**YOUR OBJECTIVE**
Your answer must be an exact copy of all the entries.

***

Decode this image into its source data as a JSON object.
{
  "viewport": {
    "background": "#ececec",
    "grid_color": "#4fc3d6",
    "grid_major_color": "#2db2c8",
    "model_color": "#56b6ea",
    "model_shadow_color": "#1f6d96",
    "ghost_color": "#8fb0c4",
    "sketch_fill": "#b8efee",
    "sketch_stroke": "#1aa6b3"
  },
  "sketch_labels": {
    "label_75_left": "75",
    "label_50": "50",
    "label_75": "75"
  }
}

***

**TASK ANSWER**
Decode this image into its source data as a JSON object.
{
  "viewport": {
    "background": "#ececec",
    "grid_color": "#4fc3d6",
    "grid_major_color": "#2db2c8",
    "model_color": "#56b6ea",
    "model_shadow_color": "#1f6d96",
    "ghost_color": "#8fb0c4",
    "sketch_fill": "#b8efee",
    "sketch_stroke": "#1aa6b3"
  },
  "sketch_labels": {
    "label_75_left": "75",
    "label_50": "50",
    "label_75": "75"
  }
}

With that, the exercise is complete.